After creating a new project on GitLab, we will set up the GitLab account on the local computer.
Open your terminal and run the following git command to set up the default user and email address for git.
git config --global user.name "hakase"
git config --global user.email "[email protected]"
Next, clone your GitLab project to your local computer directory and go into it.
git clone https://gitlab.hakase-labs.io/hakase/test-project.git
As a result, the default user and email for Git has been configured, and the GitLab project has been cloned to the local computer.
Make a Change and Commit it
Now we have the GitLab project on our local computer, and we will test to change the 'README.md' file and do the first commit to our GitLab project.
Edit the 'README.md' file using your editor.
Now make a change on the file, then save and close.
After that, add the new version of 'README.md' file and commit' using the command below.

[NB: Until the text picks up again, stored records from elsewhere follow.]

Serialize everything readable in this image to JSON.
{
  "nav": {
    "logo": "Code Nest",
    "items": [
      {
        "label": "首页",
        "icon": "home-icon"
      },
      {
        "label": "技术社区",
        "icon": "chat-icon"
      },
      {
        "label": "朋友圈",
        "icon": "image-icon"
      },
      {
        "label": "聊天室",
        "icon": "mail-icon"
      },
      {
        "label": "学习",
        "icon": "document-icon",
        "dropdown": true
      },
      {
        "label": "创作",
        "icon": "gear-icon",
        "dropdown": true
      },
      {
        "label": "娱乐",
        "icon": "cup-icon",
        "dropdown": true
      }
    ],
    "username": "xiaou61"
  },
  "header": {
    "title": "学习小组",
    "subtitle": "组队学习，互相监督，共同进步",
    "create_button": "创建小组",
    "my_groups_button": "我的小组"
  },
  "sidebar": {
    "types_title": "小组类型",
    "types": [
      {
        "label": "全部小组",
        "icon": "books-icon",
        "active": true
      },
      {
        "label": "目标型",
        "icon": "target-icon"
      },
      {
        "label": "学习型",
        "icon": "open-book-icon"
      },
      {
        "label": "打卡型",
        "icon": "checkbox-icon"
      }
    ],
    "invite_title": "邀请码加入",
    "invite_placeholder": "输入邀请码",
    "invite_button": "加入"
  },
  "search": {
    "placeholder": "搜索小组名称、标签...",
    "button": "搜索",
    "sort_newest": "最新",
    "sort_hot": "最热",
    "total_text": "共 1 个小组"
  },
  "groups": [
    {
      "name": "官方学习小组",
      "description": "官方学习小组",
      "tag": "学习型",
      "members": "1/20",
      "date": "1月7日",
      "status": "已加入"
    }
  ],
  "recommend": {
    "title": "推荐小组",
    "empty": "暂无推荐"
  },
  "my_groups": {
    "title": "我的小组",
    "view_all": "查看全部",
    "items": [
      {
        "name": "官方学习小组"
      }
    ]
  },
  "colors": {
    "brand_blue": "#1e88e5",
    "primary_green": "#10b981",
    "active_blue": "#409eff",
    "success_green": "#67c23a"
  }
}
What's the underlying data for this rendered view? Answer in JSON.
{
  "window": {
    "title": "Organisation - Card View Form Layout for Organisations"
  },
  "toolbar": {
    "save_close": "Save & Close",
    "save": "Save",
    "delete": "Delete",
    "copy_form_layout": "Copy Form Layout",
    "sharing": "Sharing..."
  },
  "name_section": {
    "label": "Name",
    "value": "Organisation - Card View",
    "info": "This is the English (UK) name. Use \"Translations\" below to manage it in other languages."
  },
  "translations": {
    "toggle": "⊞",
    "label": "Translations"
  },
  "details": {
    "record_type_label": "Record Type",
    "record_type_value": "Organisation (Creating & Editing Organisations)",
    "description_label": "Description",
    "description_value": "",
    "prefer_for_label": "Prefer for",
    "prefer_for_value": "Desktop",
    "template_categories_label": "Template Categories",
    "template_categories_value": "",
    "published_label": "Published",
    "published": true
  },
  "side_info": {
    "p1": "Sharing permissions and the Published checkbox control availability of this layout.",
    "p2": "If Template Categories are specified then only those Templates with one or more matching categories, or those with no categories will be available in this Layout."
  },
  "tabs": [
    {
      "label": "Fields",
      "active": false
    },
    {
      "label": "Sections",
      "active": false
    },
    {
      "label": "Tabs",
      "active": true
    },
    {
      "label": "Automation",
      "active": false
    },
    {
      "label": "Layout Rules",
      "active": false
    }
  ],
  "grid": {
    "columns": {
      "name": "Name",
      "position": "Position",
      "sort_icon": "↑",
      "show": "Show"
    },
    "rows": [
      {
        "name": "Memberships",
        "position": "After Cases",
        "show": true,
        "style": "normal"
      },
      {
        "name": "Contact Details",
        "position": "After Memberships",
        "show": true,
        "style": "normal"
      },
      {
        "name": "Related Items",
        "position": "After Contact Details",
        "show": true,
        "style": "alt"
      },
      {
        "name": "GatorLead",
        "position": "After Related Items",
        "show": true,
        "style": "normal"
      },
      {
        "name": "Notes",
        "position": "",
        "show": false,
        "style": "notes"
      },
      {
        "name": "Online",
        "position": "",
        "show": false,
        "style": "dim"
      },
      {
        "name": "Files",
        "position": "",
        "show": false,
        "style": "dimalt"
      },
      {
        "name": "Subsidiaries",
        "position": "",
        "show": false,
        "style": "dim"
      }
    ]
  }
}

git add .
git commit -m "Change README.md"
Now push the new changes to the GitLab repository using the git push command below.
git push origin master
The new changes of 'README.md' file has been pushed to the GitLab repository.
Next, back to your GitLab repository on your web browser and you will get the new version of 'README.md' file with the commit comment as on top.
As a result, we've successfully created a new GitLab project and make changes into it.
Finally, the installation and configuration GitLab on CentOS 8 Server has been completed successfully.